[MATERIAL FOR THIS EXERCISE Boundary: Start]
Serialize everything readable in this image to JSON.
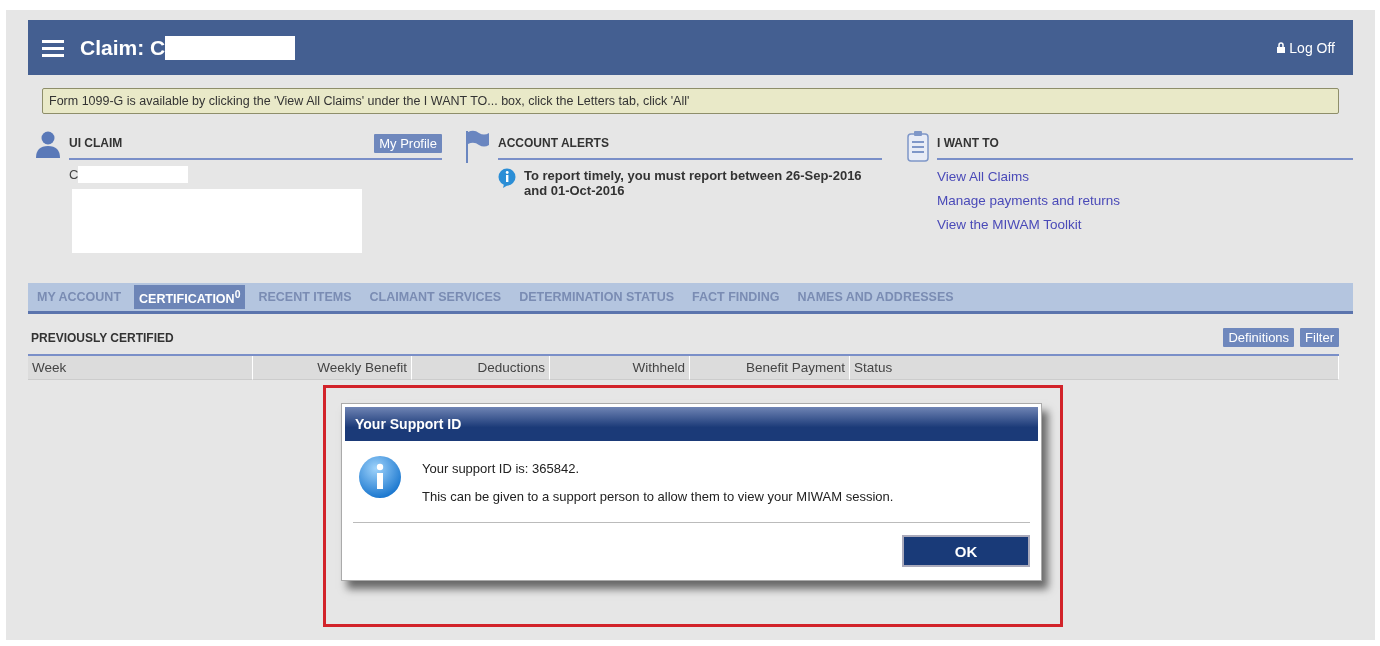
{
  "header": {
    "title": "Claim: C",
    "logoff": "Log Off"
  },
  "notice": "Form 1099-G is available by clicking the 'View All Claims' under the I WANT TO... box, click the Letters tab, click 'All'",
  "ui_claim": {
    "heading": "UI CLAIM",
    "profile_button": "My Profile",
    "name": "C"
  },
  "account_alerts": {
    "heading": "ACCOUNT ALERTS",
    "message": "To report timely, you must report between 26-Sep-2016 and 01-Oct-2016"
  },
  "i_want_to": {
    "heading": "I WANT TO",
    "links": [
      "View All Claims",
      "Manage payments and returns",
      "View the MIWAM Toolkit"
    ]
  },
  "tabs": [
    {
      "label": "MY ACCOUNT",
      "selected": false
    },
    {
      "label": "CERTIFICATION$^{0}$",
      "selected": true
    },
    {
      "label": "RECENT ITEMS",
      "selected": false
    },
    {
      "label": "CLAIMANT SERVICES",
      "selected": false
    },
    {
      "label": "DETERMINATION STATUS",
      "selected": false
    },
    {
      "label": "FACT FINDING",
      "selected": false
    },
    {
      "label": "NAMES AND ADDRESSES",
      "selected": false
    }
  ],
  "section": {
    "title": "PREVIOUSLY CERTIFIED",
    "buttons": [
      "Definitions",
      "Filter"
    ]
  },
  "table": {
    "columns": [
      "Week",
      "Weekly Benefit",
      "Deductions",
      "Withheld",
      "Benefit Payment",
      "Status"
    ]
  },
  "dialog": {
    "title": "Your Support ID",
    "lines": [
      "Your support ID is: 365842.",
      "This can be given to a support person to allow them to view your MIWAM session."
    ],
    "button": "OK"
  }
}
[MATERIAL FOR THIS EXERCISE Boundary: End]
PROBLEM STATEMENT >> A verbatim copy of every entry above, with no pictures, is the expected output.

TASK RESULT >>
Serialize everything readable in this image to JSON.
{
  "header": {
    "title": "Claim: C",
    "logoff": "Log Off"
  },
  "notice": "Form 1099-G is available by clicking the 'View All Claims' under the I WANT TO... box, click the Letters tab, click 'All'",
  "ui_claim": {
    "heading": "UI CLAIM",
    "profile_button": "My Profile",
    "name": "C"
  },
  "account_alerts": {
    "heading": "ACCOUNT ALERTS",
    "message": "To report timely, you must report between 26-Sep-2016 and 01-Oct-2016"
  },
  "i_want_to": {
    "heading": "I WANT TO",
    "links": [
      "View All Claims",
      "Manage payments and returns",
      "View the MIWAM Toolkit"
    ]
  },
  "tabs": [
    {
      "label": "MY ACCOUNT",
      "selected": false
    },
    {
      "label": "CERTIFICATION$^{0}$",
      "selected": true
    },
    {
      "label": "RECENT ITEMS",
      "selected": false
    },
    {
      "label": "CLAIMANT SERVICES",
      "selected": false
    },
    {
      "label": "DETERMINATION STATUS",
      "selected": false
    },
    {
      "label": "FACT FINDING",
      "selected": false
    },
    {
      "label": "NAMES AND ADDRESSES",
      "selected": false
    }
  ],
  "section": {
    "title": "PREVIOUSLY CERTIFIED",
    "buttons": [
      "Definitions",
      "Filter"
    ]
  },
  "table": {
    "columns": [
      "Week",
      "Weekly Benefit",
      "Deductions",
      "Withheld",
      "Benefit Payment",
      "Status"
    ]
  },
  "dialog": {
    "title": "Your Support ID",
    "lines": [
      "Your support ID is: 365842.",
      "This can be given to a support person to allow them to view your MIWAM session."
    ],
    "button": "OK"
  }
}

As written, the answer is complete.